The event organizers really had their work cut out for them on the last day of competition. They pulled off a hectic day of junior relay racing as well as U23 15/30km events. My effort for the day was done early in the morning so I was able to take in all the world-class U23 racing categories. The top Canadian woman was Alysson Marshall in 19th, followed by Emily Nishikawa in 25th, Sara Hewitt in 28th and Erin Tribe in 32nd. The world-class competition continued as we watched Alex Harvey out sprint Russian skier, Evenginy Belov, to be crowned World Champion. Other top Canadian results were Kevin Sandau in 24th, Graeme Killick in 31st and Michael Somppi finishing up the week with a 40th place finish. Being able to sing ‘O Canada’ at the medal ceremony was so inspiring and put the whole week into perspective. It reminded me of why I chose this sport and what I have to work towards in the future.
All results from both Junior and U23 racing this week here - http://www.fis-ski.com/uk/604/1228.html?event_id=28581&cal_suchsector=CC

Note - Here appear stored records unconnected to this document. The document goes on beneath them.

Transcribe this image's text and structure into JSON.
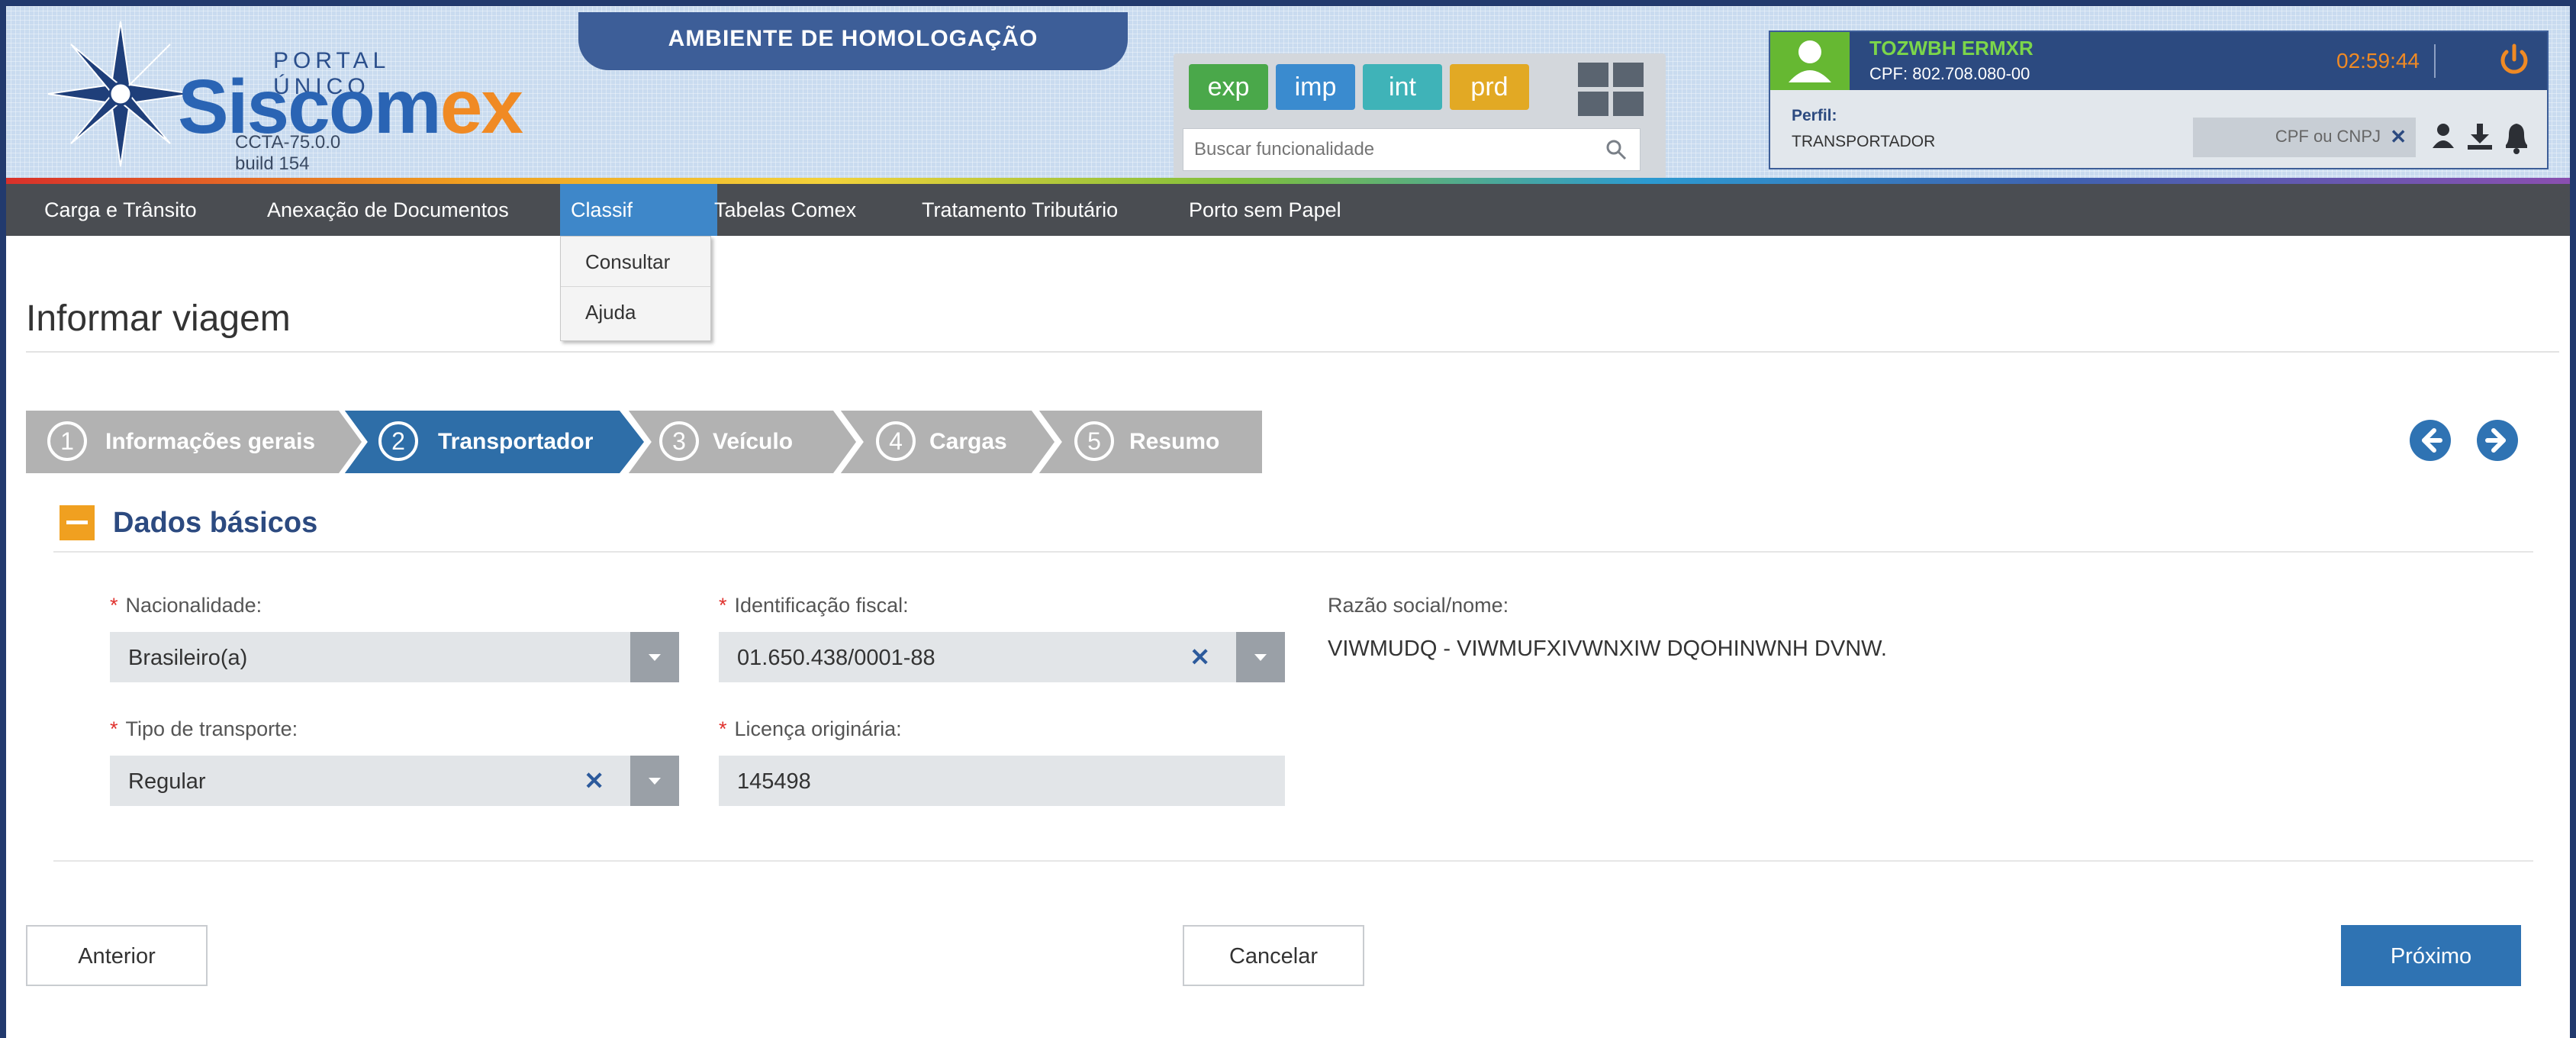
{
  "header": {
    "portal_label": "PORTAL ÚNICO",
    "brand_main": "Siscom",
    "brand_accent": "ex",
    "version": "CCTA-75.0.0",
    "build": "build 154",
    "environment_banner": "AMBIENTE DE HOMOLOGAÇÃO",
    "env_buttons": [
      {
        "label": "exp",
        "color": "#4aa84a"
      },
      {
        "label": "imp",
        "color": "#3a8bcf"
      },
      {
        "label": "int",
        "color": "#3fb3b8"
      },
      {
        "label": "prd",
        "color": "#e2a924"
      }
    ],
    "search": {
      "placeholder": "Buscar funcionalidade"
    },
    "user": {
      "name": "TOZWBH ERMXR",
      "cpf": "CPF: 802.708.080-00",
      "session_time": "02:59:44",
      "perfil_label": "Perfil:",
      "perfil_value": "TRANSPORTADOR",
      "cnpj_placeholder": "CPF ou CNPJ"
    }
  },
  "nav": {
    "items": [
      {
        "label": "Carga e Trânsito"
      },
      {
        "label": "Anexação de Documentos"
      },
      {
        "label": "Classif"
      },
      {
        "label": "Tabelas Comex"
      },
      {
        "label": "Tratamento Tributário"
      },
      {
        "label": "Porto sem Papel"
      }
    ],
    "active_index": 2,
    "dropdown": [
      {
        "label": "Consultar"
      },
      {
        "label": "Ajuda"
      }
    ]
  },
  "page": {
    "title": "Informar viagem",
    "steps": [
      {
        "num": "1",
        "label": "Informações gerais"
      },
      {
        "num": "2",
        "label": "Transportador"
      },
      {
        "num": "3",
        "label": "Veículo"
      },
      {
        "num": "4",
        "label": "Cargas"
      },
      {
        "num": "5",
        "label": "Resumo"
      }
    ],
    "active_step": 2,
    "section_title": "Dados básicos",
    "fields": {
      "nacionalidade": {
        "label": "Nacionalidade:",
        "value": "Brasileiro(a)"
      },
      "identificacao_fiscal": {
        "label": "Identificação fiscal:",
        "value": "01.650.438/0001-88"
      },
      "razao_social": {
        "label": "Razão social/nome:",
        "value": "VIWMUDQ - VIWMUFXIVWNXIW DQOHINWNH DVNW."
      },
      "tipo_transporte": {
        "label": "Tipo de transporte:",
        "value": "Regular"
      },
      "licenca_originaria": {
        "label": "Licença originária:",
        "value": "145498"
      }
    },
    "required_mark": "*",
    "buttons": {
      "previous": "Anterior",
      "cancel": "Cancelar",
      "next": "Próximo"
    }
  },
  "colors": {
    "primary": "#2f73b3",
    "navbar": "#4a4d52",
    "active_tab": "#3e87c9",
    "step_active": "#2e6ea8",
    "step_inactive": "#b2b2b2",
    "accent_orange": "#f08a24"
  },
  "icons": [
    "compass-star-logo",
    "search-icon",
    "user-avatar-icon",
    "power-icon",
    "close-icon",
    "person-icon",
    "download-icon",
    "bell-icon",
    "arrow-left-circle-icon",
    "arrow-right-circle-icon",
    "minus-icon",
    "chevron-down-icon"
  ]
}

With the risk of sounding like a nostalgic goober, I’ve learned so much this past week and that I’m still trying to absorb all the lessons and apply them to the future. At times, the food was sketchy and mushy, but the people around me defined the whole experience. The wax techs and coaches (Graham Maclean, Joel Jacques, Lisa Patterson, Chris Manhart, Eric Bailey, Godfois Bilideau, Eric DeNys and Mike Cavaliere) know how to run a show and fuel it with passion. Thanks for a great trip.
What a great, great bunch they are.
Some favorite tracks from the trip (thanks to the mëgamist mix)
United - Mark Oh
Dancing on my Own - RobynFrenchy I'm Faking - Architecture in Helsinki (because when else can you listen to this band and be in Helsinki??)
Raven's End - Ben Gadd
Latest Vid... posted below.
Before you know it, I’ve written over 1000 words. Shut ‘er down Widmer.
Thanks for checking in!